■ What to do ■
Read the lines below, and copy any that contain the string "this".

:: Given records ::

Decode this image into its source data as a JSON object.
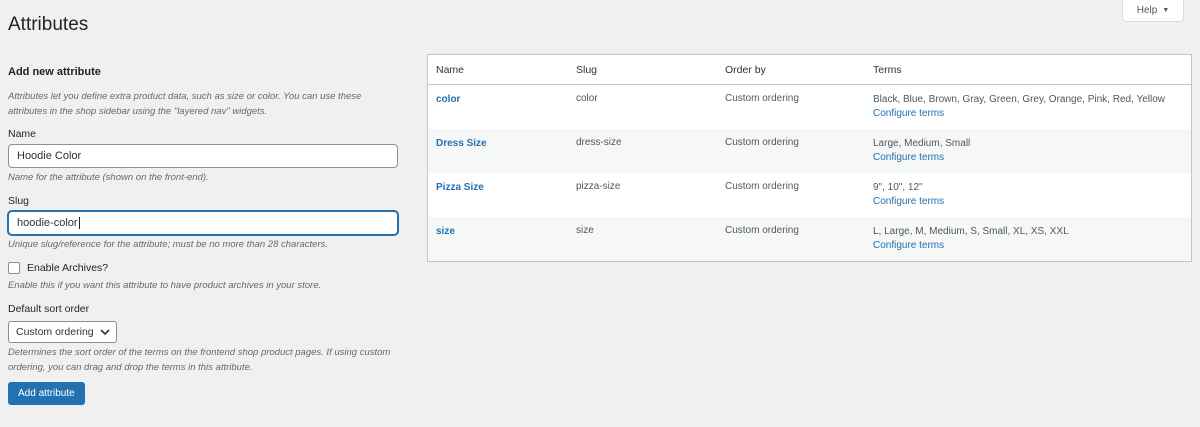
{
  "page": {
    "title": "Attributes",
    "help_label": "Help"
  },
  "form": {
    "heading": "Add new attribute",
    "intro": "Attributes let you define extra product data, such as size or color. You can use these attributes in the shop sidebar using the \"layered nav\" widgets.",
    "name_label": "Name",
    "name_value": "Hoodie Color",
    "name_desc": "Name for the attribute (shown on the front-end).",
    "slug_label": "Slug",
    "slug_value": "hoodie-color",
    "slug_desc": "Unique slug/reference for the attribute; must be no more than 28 characters.",
    "archives_label": "Enable Archives?",
    "archives_checked": false,
    "archives_desc": "Enable this if you want this attribute to have product archives in your store.",
    "sort_label": "Default sort order",
    "sort_value": "Custom ordering",
    "sort_desc": "Determines the sort order of the terms on the frontend shop product pages. If using custom ordering, you can drag and drop the terms in this attribute.",
    "submit_label": "Add attribute"
  },
  "table": {
    "columns": [
      "Name",
      "Slug",
      "Order by",
      "Terms"
    ],
    "rows": [
      {
        "name": "color",
        "slug": "color",
        "order": "Custom ordering",
        "terms": "Black, Blue, Brown, Gray, Green, Grey, Orange, Pink, Red, Yellow",
        "link": "Configure terms"
      },
      {
        "name": "Dress Size",
        "slug": "dress-size",
        "order": "Custom ordering",
        "terms": "Large, Medium, Small",
        "link": "Configure terms"
      },
      {
        "name": "Pizza Size",
        "slug": "pizza-size",
        "order": "Custom ordering",
        "terms": "9\", 10\", 12\"",
        "link": "Configure terms"
      },
      {
        "name": "size",
        "slug": "size",
        "order": "Custom ordering",
        "terms": "L, Large, M, Medium, S, Small, XL, XS, XXL",
        "link": "Configure terms"
      }
    ]
  },
  "colors": {
    "accent": "#2271b1",
    "background": "#f0f0f1"
  }
}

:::

■ Response ■
Decode this image into its source data as a JSON object.
    "archives_desc": "Enable this if you want this attribute to have product archives in your store.",
    "sort_desc": "Determines the sort order of the terms on the frontend shop product pages. If using custom ordering, you can drag and drop the terms in this attribute.",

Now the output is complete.